    And when it comes to self defense, we can’t be armed or fight back because the self righteous, morally perfect, bleeding hearts say we have to remain civilized and nice people don’t have weapons or learn to fight. Therefore the criminal and savage elements can hurt us and be protected under the law and us potential victims have to prove we were in the right to even be outside or in our homes (basically breathing) when the scumbags come to kill us. There needs to be a few lines drawn and eyes need to be open as to who is in need, who causes trouble and whose right are being infringed upon to create real solutions so that people don’t have to always be on the lookout just to walk from their car to the grocery store. And nobody should ever go to jail for trying to defend themselves.

  16. Father Thomas Brennan was the head of the Philosophy Department at Notre Dame University back in the ’50s, 60’s etc. I was good friends with his nephew in high school and we would chat from time to time. On one of these occasions he told me he had something he wanted to share with me: “Wherever you go — there you are.” Now, being young and inexperienced in the ways of life I thought this to be a part of Father Tom’s comical wisdom. He was pretty adept at throwing out short gems of wisdom — most of which had allegorical meanings. But this one caught me completely by surprise and I spent some time thinking about it. Needless to say, that pearl of wisdom has served me well through the years. I know, it sounds like someone merely stating the obvious — until you put it into practice. It wasn’t so much finding yourself in the present as it was how you got there. I took his adage and added a little something of my own: Wherever you go — there you are… and you had better have a good reason for being there! Observe, stay alert, and try to be prepared for any and all unexpected circumstances. I can’t tell you how many times his advice has served me well. It is, I believe, akin to your “broken windows” theme. Try and make the right choices but be prepared for the worst.
    I thought your article both informative and well written. Nice job.
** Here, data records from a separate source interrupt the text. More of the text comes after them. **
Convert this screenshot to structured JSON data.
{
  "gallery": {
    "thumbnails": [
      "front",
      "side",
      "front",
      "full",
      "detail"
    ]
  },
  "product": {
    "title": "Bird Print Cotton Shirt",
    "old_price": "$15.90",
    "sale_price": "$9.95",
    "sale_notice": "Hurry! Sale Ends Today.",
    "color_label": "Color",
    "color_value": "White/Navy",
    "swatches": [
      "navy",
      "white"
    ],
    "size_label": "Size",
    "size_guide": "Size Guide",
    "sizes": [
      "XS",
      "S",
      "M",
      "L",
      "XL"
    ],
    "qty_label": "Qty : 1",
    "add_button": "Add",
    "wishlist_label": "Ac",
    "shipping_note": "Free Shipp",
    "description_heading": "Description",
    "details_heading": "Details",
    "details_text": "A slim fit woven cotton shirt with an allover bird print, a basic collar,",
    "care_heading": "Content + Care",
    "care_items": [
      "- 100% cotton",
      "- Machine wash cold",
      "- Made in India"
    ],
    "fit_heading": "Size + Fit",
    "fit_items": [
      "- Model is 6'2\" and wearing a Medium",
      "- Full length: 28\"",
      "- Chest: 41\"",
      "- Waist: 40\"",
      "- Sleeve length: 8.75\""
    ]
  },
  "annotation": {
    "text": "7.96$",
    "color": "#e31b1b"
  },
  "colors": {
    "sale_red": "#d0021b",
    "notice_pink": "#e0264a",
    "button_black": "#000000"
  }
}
  17. Mark good to know that there stil are guys like youaround cause I tell you ive grown up in urban sf ca.back in the day it was rough but we were tough but I tell you now that what were dealing with now calls for human unity on a global scale because what were coming up against has no amd i.mean NO love for us what so ever.and if.we dont wake up by yesterday all the tricks and the weapons wont mean jack didly i speak the truth here when i say whay is already here is no joke and they.want.it all and some of our own have betrayed us for love of money and power!!!!! Get the word out its the only way the media belongs to them and soon our planet GOD BLESS

  18. I have PTSD from Vietnam and I’m aware of my surroundings at all times. I look behind doors and sit with my back against the wall. When I’m driving ,I scan the area to make sure nobody’s sneaking up to me. So I understand about the Broken Windows Theory. It’s almost the same as walking through a bad neighbor hood.

  19. I agree. Far to many people i see walk and drive around as though nothing is going to happen to them. Getting use to petty crime is rediculous. If it was ok it would not be a crime. Everything is backwards today. The Bible does say that this must come to pass so it will have to happen, but where zen ends, asskicking begins. Bless you and keep aware.

  20. I have done a lot of work for remodelers over the years and I’ve done some work for real estate agents and it was always and sometimes good areas and half the time in bad areas and yes you’re right about the broken windows concept I like the fact that you brought this forward so everybody else can know what to look for keep up the good work

  21. This is full of a whole lot of good ideas and I wholeheartedly agree with it I have worked for a lot of Realtors in the past doing electrical and remodeling and you’re right I’ve worked in some pretty bad neighborhoods doing electrical work for remodelers coming for real estate agents